“The issue has been almost settled. We’ve finished discussions (with the US) about paying dues and we need to have discussions on very technical parts,” South Korea’s Yonhap news agency quotedthe official as saying on Wednesday.
“There’s been considerable progress on the issue of dues and I think this served as a chance (for Iran) to feel our sincerity,”the official added.
Some 7billion dollars in Iranian assets have been frozen in South Korean banks due to the sanctions imposed by the US, which ban dollar-based transactions with Iran.
Iran has proposed paying part of its UN contributions in arrearswith its frozen funds in South Korea.
The South Korean ministry official added that the Seoul government has been in talks with Washington about a non-dollar payment method.
According to the official, South Korea and the US are also in consultations over ways to expand other humanitarian trade with Iran using the frozen money.
The announcement came a day after Iran said it had given permission to the crew members of a South Korean vessel it seized last month for environmental pollution to leave the country.
Iranian Foreign Minister Mohammad Javad Zarif said last month that the government has allocated funds for the payment of its dues to the UN, but Washington was preventing Tehran from paying its contributions.
Zarif said that Iran’s unpaid membership contributions are the only reason the UN General Assembly has stripped the country of its right to vote.
“We should have paid $16 million to settle our debts to the UN and secure our right to vote.
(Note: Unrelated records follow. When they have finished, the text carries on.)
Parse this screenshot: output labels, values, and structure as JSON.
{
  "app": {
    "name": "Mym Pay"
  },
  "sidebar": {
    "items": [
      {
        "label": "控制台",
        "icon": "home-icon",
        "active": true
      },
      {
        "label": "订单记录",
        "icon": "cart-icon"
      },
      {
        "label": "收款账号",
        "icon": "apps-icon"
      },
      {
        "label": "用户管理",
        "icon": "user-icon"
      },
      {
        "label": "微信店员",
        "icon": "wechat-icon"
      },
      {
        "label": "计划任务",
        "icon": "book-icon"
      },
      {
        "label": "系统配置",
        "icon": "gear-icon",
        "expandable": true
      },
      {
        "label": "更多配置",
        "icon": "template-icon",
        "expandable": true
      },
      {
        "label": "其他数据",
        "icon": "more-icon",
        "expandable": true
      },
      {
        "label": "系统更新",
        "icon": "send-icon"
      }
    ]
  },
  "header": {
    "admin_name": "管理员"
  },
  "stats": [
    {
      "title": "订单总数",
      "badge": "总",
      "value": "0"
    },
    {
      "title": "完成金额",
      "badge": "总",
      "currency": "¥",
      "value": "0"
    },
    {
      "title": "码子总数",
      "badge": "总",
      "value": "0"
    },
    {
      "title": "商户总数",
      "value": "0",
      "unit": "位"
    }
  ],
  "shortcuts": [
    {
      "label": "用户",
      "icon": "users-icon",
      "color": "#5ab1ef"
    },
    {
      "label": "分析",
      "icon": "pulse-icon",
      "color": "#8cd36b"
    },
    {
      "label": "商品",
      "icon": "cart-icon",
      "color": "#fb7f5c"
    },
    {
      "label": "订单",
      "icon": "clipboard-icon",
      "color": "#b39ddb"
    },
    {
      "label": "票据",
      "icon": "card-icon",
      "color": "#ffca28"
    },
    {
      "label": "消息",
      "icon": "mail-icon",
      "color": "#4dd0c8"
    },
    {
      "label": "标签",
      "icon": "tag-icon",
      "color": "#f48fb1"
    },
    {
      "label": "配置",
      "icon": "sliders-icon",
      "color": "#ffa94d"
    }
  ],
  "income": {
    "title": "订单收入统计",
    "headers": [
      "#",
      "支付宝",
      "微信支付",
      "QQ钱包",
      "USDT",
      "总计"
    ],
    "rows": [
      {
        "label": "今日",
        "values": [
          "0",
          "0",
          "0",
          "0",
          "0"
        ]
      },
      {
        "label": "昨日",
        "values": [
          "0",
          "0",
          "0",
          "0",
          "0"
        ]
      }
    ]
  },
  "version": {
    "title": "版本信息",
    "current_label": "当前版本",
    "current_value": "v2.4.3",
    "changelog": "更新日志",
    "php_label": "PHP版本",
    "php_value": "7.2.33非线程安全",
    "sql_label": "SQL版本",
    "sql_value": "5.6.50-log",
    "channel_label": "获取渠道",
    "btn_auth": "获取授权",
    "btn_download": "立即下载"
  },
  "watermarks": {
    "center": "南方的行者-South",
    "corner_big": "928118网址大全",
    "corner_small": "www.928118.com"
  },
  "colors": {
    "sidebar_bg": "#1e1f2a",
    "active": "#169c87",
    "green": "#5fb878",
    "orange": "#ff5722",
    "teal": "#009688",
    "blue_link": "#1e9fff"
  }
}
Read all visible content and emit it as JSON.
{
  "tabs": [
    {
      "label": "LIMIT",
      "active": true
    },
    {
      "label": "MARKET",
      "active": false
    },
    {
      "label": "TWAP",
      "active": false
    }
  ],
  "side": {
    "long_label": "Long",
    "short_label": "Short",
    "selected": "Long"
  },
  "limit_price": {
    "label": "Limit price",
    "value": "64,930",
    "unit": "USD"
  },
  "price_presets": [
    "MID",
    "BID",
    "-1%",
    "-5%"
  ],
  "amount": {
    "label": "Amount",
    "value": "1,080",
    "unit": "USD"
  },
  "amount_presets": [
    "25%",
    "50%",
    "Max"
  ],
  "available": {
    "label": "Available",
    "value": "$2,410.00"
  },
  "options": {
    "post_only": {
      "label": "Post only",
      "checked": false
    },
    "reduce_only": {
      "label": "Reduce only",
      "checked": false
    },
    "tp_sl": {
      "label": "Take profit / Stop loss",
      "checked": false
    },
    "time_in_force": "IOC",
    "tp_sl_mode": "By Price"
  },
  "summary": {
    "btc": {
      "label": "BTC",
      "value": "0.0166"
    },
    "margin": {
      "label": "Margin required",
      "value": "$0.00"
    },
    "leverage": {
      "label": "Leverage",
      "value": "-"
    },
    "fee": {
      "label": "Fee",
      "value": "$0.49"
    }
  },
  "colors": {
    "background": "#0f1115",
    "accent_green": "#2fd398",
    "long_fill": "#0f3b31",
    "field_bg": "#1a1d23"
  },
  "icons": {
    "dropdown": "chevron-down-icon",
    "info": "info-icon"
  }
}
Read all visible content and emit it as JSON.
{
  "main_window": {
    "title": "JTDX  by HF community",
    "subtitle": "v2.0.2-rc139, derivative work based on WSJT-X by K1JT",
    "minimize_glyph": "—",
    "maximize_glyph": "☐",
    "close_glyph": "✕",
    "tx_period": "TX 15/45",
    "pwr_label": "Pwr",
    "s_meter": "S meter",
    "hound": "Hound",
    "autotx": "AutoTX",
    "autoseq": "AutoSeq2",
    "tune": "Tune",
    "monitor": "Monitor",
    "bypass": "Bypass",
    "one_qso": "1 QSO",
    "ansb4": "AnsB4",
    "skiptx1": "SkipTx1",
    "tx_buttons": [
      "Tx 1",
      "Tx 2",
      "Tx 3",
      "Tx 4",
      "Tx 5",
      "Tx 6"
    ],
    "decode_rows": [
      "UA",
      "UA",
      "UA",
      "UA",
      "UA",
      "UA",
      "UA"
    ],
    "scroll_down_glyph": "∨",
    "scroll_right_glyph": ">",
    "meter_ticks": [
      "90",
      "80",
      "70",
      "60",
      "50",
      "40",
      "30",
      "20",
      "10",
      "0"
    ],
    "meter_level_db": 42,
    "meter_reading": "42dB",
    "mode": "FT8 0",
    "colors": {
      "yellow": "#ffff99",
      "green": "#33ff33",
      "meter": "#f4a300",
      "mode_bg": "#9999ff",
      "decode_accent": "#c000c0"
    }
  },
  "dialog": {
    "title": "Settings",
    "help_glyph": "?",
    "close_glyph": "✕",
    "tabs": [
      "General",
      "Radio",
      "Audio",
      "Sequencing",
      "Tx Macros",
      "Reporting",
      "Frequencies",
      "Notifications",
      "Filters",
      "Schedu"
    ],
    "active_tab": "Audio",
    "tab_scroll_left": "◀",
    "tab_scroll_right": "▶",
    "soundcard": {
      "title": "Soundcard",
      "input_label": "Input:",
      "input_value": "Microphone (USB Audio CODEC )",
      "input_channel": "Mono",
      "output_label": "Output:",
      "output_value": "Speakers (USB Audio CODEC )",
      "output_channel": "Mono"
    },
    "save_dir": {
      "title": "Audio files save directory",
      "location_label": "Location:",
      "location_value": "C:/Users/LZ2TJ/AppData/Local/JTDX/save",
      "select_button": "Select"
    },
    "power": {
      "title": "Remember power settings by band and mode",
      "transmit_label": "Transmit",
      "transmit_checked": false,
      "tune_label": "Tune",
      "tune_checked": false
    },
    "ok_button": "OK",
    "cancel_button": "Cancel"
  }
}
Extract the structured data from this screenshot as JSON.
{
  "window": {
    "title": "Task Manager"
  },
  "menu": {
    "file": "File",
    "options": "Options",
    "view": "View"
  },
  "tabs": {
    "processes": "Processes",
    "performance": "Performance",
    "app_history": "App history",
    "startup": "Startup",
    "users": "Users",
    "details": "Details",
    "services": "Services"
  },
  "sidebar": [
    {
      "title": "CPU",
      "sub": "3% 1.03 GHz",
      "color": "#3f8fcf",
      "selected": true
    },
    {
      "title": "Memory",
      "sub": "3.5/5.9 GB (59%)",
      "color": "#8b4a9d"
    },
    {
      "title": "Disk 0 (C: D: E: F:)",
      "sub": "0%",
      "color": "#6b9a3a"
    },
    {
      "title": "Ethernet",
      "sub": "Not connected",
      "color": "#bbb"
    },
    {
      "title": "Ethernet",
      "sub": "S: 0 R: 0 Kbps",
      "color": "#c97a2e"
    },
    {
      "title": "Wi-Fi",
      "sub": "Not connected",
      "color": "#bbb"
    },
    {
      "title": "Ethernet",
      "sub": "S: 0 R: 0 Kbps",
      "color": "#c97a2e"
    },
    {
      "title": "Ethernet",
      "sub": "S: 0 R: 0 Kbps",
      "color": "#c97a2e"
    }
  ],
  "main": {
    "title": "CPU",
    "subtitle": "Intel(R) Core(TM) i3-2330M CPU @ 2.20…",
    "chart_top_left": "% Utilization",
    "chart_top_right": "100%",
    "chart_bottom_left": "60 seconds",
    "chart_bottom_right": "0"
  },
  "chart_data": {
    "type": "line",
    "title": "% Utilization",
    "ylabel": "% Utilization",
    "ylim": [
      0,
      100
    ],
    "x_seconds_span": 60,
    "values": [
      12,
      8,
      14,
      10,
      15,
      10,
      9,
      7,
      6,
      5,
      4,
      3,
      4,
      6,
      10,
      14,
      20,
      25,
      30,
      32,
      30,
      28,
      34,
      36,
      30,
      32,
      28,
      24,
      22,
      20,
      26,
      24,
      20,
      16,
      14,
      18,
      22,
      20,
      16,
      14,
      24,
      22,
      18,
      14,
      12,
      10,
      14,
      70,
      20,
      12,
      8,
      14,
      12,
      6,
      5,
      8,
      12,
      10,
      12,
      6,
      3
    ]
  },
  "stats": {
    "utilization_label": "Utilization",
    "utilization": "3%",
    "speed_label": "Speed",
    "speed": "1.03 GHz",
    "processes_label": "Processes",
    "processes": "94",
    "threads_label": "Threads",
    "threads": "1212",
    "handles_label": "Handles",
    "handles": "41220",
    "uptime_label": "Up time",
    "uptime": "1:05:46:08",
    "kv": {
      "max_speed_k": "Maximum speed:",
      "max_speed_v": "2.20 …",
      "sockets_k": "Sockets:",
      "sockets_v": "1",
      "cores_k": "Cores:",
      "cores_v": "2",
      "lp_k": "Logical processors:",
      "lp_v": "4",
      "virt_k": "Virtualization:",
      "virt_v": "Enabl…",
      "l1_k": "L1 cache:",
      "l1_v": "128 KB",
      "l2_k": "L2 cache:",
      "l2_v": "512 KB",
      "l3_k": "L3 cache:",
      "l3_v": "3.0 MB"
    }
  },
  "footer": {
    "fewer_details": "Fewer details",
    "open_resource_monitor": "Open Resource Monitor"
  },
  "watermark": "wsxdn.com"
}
The government allocated the fund, and urged that the country’s frozen assets in South Korea be used [to pay the debts], but the US blocked the payment to the UN account,” Zarif told the Islamic Republic News Agency (IRNA) on January 22.
The spokesman for Iran’s Foreign Ministry said earlier that the country has regularly paid its UN membership contributions despite unilateral sanctions imposed by the United States on Tehran, which have made financial transactions difficult for the Islamic Republic.
“During recent years, despite restrictions caused by unilateral US sanctions, the Islamic Republic of Iran has always used few remaining financial channels to pay its UN membership dues,” Saeed Khatibzadeh said.
“Our country’s latest proposal [to the UN] in this regard was to settle arrears using the country’s frozen assets in South Korea,” Khatibzadeh added, noting that Iran’s Central Bank has authorized the option and negotiations on using it are underway with the UN secretariat.
Under Article 19 of the UN Charter, a member state behind in the payment of its dues — in a sum that equals or exceeds the contributions due for two preceding years — can lose its ability to vote in the General Assembly. An exception is allowed if the member state can show that conditions beyond its control contributed to this inability to pay.
A statement by the UN General Assembly said that as of 20 January 2021, seven member states, including Iran, are subject to the provisions of Article 19 of the Charter.